When your child’s fine motor skills have progressed to the point that he is ready to begin using a pencil, it is time to introduce your child to the proper pencil grip.
Tips for teaching your child the proper pencil grip
- Use a golf pencil. Golf pencils are typically half the length of standard pencils so they are lighter and easier for a small hand to manipulate than the average pencil.
- Demonstrate the proper pencil grip for your child before handing him the pencil, saying aloud where you are placing your fingers. Then show your child how you are able to easily control the pencil with that grip.
- Place the pencil into your child’s hand and position his fingers on the pencil. First have him pinch the pencil with his thumb and index finger approximately half an inch above the point. Then have him “rest” the pencil on his middle finger.
- Direct your child to rest the side of his hand closest to his pinky on the paper and move the pencil with only his thumb and index finger. Show him how to use his non-dominant hand (the one without the pencil) to hold the paper steady while his dominant hand (the one with the pencil) moves the pencil.
Try this at home
Holding a pencil with the correct pencil grip requires a child to move his fingers in unfamiliar ways. The fastest, easiest, and most fun way for your child to strengthen his pencil grip is by practicing writing and tracing.

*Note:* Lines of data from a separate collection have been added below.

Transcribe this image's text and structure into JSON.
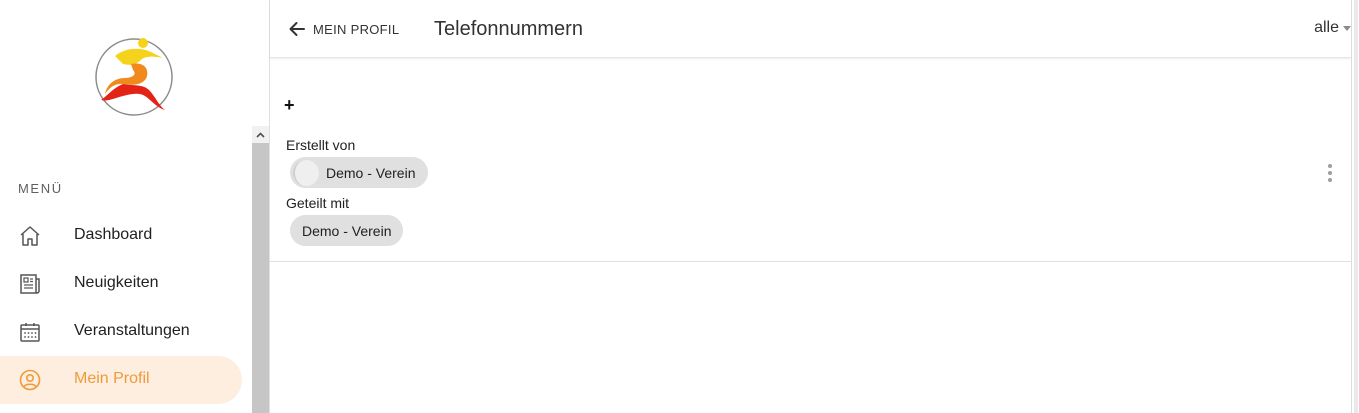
{
  "sidebar": {
    "menu_heading": "MENÜ",
    "items": [
      {
        "label": "Dashboard",
        "icon": "home-icon",
        "active": false
      },
      {
        "label": "Neuigkeiten",
        "icon": "newspaper-icon",
        "active": false
      },
      {
        "label": "Veranstaltungen",
        "icon": "calendar-icon",
        "active": false
      },
      {
        "label": "Mein Profil",
        "icon": "account-circle-icon",
        "active": true
      }
    ]
  },
  "header": {
    "back_label": "MEIN PROFIL",
    "title": "Telefonnummern",
    "filter_value": "alle"
  },
  "content": {
    "add_label": "+",
    "entry": {
      "created_by_label": "Erstellt von",
      "created_by_chip": "Demo - Verein",
      "shared_with_label": "Geteilt mit",
      "shared_with_chip": "Demo - Verein"
    }
  },
  "colors": {
    "accent": "#ef9a3c",
    "active_bg": "#fdeedf",
    "chip_bg": "#e0e0e0"
  }
}
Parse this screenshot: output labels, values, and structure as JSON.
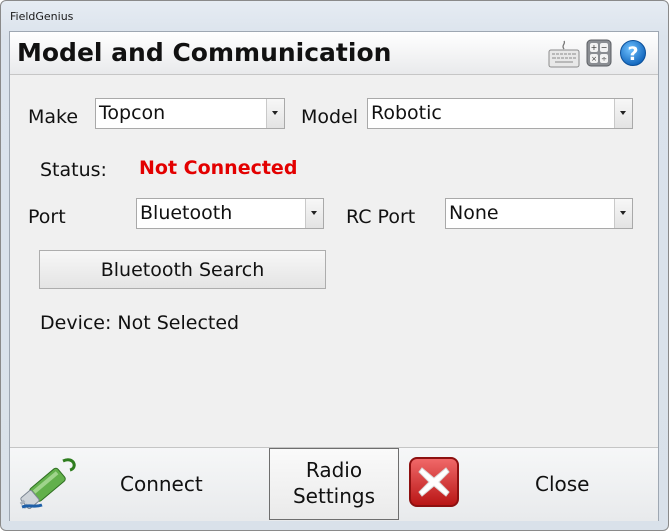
{
  "window": {
    "title": "FieldGenius"
  },
  "header": {
    "title": "Model and Communication",
    "icons": [
      "keyboard-icon",
      "calculator-icon",
      "help-icon"
    ]
  },
  "form": {
    "make_label": "Make",
    "make_value": "Topcon",
    "model_label": "Model",
    "model_value": "Robotic",
    "status_label": "Status:",
    "status_value": "Not Connected",
    "port_label": "Port",
    "port_value": "Bluetooth",
    "rc_port_label": "RC Port",
    "rc_port_value": "None",
    "bluetooth_search_label": "Bluetooth Search",
    "device_text": "Device: Not Selected"
  },
  "footer": {
    "connect_label": "Connect",
    "radio_settings_line1": "Radio",
    "radio_settings_line2": "Settings",
    "close_label": "Close"
  },
  "colors": {
    "status_red": "#e30000",
    "close_icon_red": "#d42020"
  }
}
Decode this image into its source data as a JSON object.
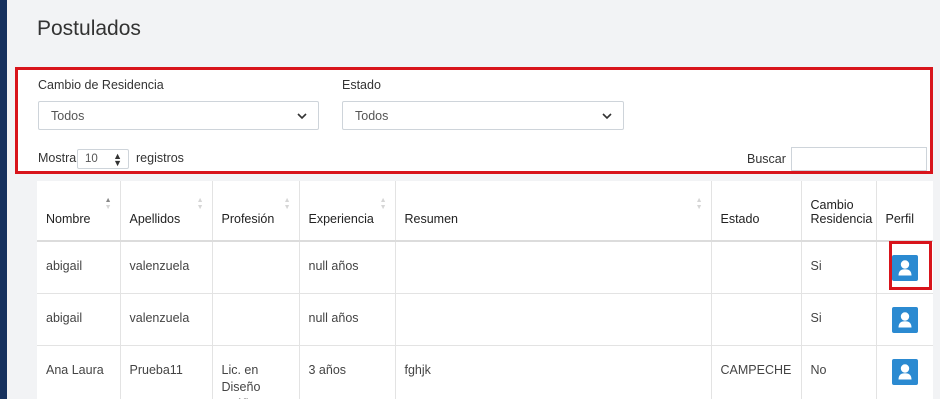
{
  "page": {
    "title": "Postulados"
  },
  "filters": {
    "residence_label": "Cambio de Residencia",
    "residence_value": "Todos",
    "state_label": "Estado",
    "state_value": "Todos"
  },
  "table_controls": {
    "show_label": "Mostrar",
    "length_value": "10",
    "records_label": "registros",
    "search_label": "Buscar",
    "search_value": ""
  },
  "table": {
    "headers": [
      "Nombre",
      "Apellidos",
      "Profesión",
      "Experiencia",
      "Resumen",
      "Estado",
      "Cambio Residencia",
      "Perfil"
    ],
    "rows": [
      {
        "nombre": "abigail",
        "apellidos": "valenzuela",
        "profesion": "",
        "experiencia": "null años",
        "resumen": "",
        "estado": "",
        "cambio": "Si",
        "perfil_icon": "user-icon"
      },
      {
        "nombre": "abigail",
        "apellidos": "valenzuela",
        "profesion": "",
        "experiencia": "null años",
        "resumen": "",
        "estado": "",
        "cambio": "Si",
        "perfil_icon": "user-icon"
      },
      {
        "nombre": "Ana Laura",
        "apellidos": "Prueba11",
        "profesion": "Lic. en Diseño Gráfico",
        "experiencia": "3 años",
        "resumen": "fghjk",
        "estado": "CAMPECHE",
        "cambio": "No",
        "perfil_icon": "user-icon"
      }
    ]
  },
  "colors": {
    "highlight": "#d8141b",
    "button": "#2b8ad1",
    "sidebar": "#16315e"
  }
}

To start, sit with your child while he doodles. As long as he is holding the crayon or pencil with the correct pencil grip, any artistic creation will be a success! Encourage him to draw circles, curves and straight lines, to give his fingers practice with many different movements.
Use tracing worksheets to encourage him to trace specific lines and curves. Print out numerous copies of each worksheet so he has ample opportunity to practice. Tracing these different styles of vertical, horizontal and curvy lines will help him develop a strong pencil grip that will allow him to eventually freehand write letters and draw shapes.

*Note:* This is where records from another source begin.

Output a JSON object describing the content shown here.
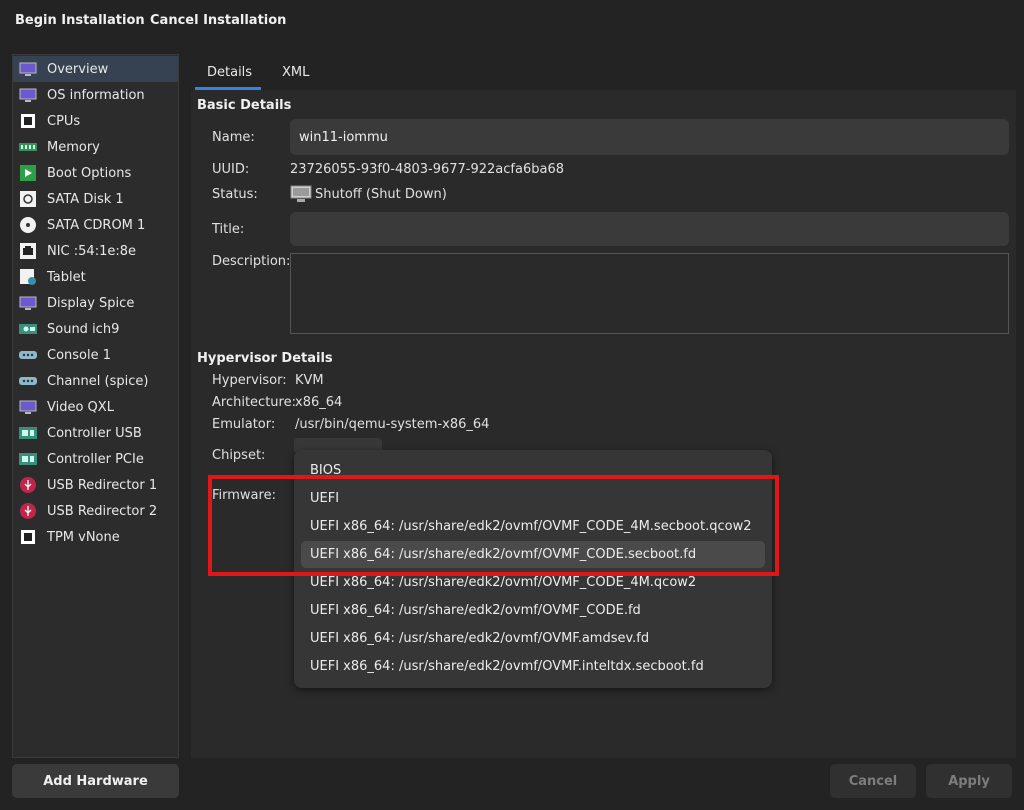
{
  "toolbar": {
    "begin_label": "Begin Installation",
    "cancel_label": "Cancel Installation"
  },
  "sidebar": {
    "items": [
      {
        "label": "Overview",
        "icon": "monitor-icon",
        "selected": true
      },
      {
        "label": "OS information",
        "icon": "monitor-icon"
      },
      {
        "label": "CPUs",
        "icon": "cpu-icon"
      },
      {
        "label": "Memory",
        "icon": "memory-icon"
      },
      {
        "label": "Boot Options",
        "icon": "boot-icon"
      },
      {
        "label": "SATA Disk 1",
        "icon": "disk-icon"
      },
      {
        "label": "SATA CDROM 1",
        "icon": "cdrom-icon"
      },
      {
        "label": "NIC :54:1e:8e",
        "icon": "network-icon"
      },
      {
        "label": "Tablet",
        "icon": "tablet-icon"
      },
      {
        "label": "Display Spice",
        "icon": "display-icon"
      },
      {
        "label": "Sound ich9",
        "icon": "sound-card-icon"
      },
      {
        "label": "Console 1",
        "icon": "serial-port-icon"
      },
      {
        "label": "Channel (spice)",
        "icon": "serial-port-icon"
      },
      {
        "label": "Video QXL",
        "icon": "monitor-icon"
      },
      {
        "label": "Controller USB",
        "icon": "controller-icon"
      },
      {
        "label": "Controller PCIe",
        "icon": "controller-icon"
      },
      {
        "label": "USB Redirector 1",
        "icon": "usb-icon"
      },
      {
        "label": "USB Redirector 2",
        "icon": "usb-icon"
      },
      {
        "label": "TPM vNone",
        "icon": "tpm-icon"
      }
    ],
    "add_hardware_label": "Add Hardware"
  },
  "tabs": {
    "details": "Details",
    "xml": "XML"
  },
  "basic": {
    "title": "Basic Details",
    "name_label": "Name:",
    "name_value": "win11-iommu",
    "uuid_label": "UUID:",
    "uuid_value": "23726055-93f0-4803-9677-922acfa6ba68",
    "status_label": "Status:",
    "status_value": "Shutoff (Shut Down)",
    "title_label": "Title:",
    "title_value": "",
    "description_label": "Description:",
    "description_value": ""
  },
  "hypervisor": {
    "title": "Hypervisor Details",
    "hypervisor_label": "Hypervisor:",
    "hypervisor_value": "KVM",
    "architecture_label": "Architecture:",
    "architecture_value": "x86_64",
    "emulator_label": "Emulator:",
    "emulator_value": "/usr/bin/qemu-system-x86_64",
    "chipset_label": "Chipset:",
    "firmware_label": "Firmware:"
  },
  "firmware_menu": {
    "options": [
      "BIOS",
      "UEFI",
      "UEFI x86_64: /usr/share/edk2/ovmf/OVMF_CODE_4M.secboot.qcow2",
      "UEFI x86_64: /usr/share/edk2/ovmf/OVMF_CODE.secboot.fd",
      "UEFI x86_64: /usr/share/edk2/ovmf/OVMF_CODE_4M.qcow2",
      "UEFI x86_64: /usr/share/edk2/ovmf/OVMF_CODE.fd",
      "UEFI x86_64: /usr/share/edk2/ovmf/OVMF.amdsev.fd",
      "UEFI x86_64: /usr/share/edk2/ovmf/OVMF.inteltdx.secboot.fd"
    ],
    "hovered": "UEFI x86_64: /usr/share/edk2/ovmf/OVMF_CODE.secboot.fd"
  },
  "footer": {
    "cancel_label": "Cancel",
    "apply_label": "Apply"
  },
  "colors": {
    "selection": "#364251",
    "accent": "#3584e4",
    "highlight_box": "#e11616"
  }
}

What can you share with other parents?
When did you first notice that your child was interested in using crayons and pencils? Does your child seem to enjoy freehand coloring or tracing better? Did your child struggle to learn the proper pencil grip? If so, what tricks did you use to help correct an improper grip?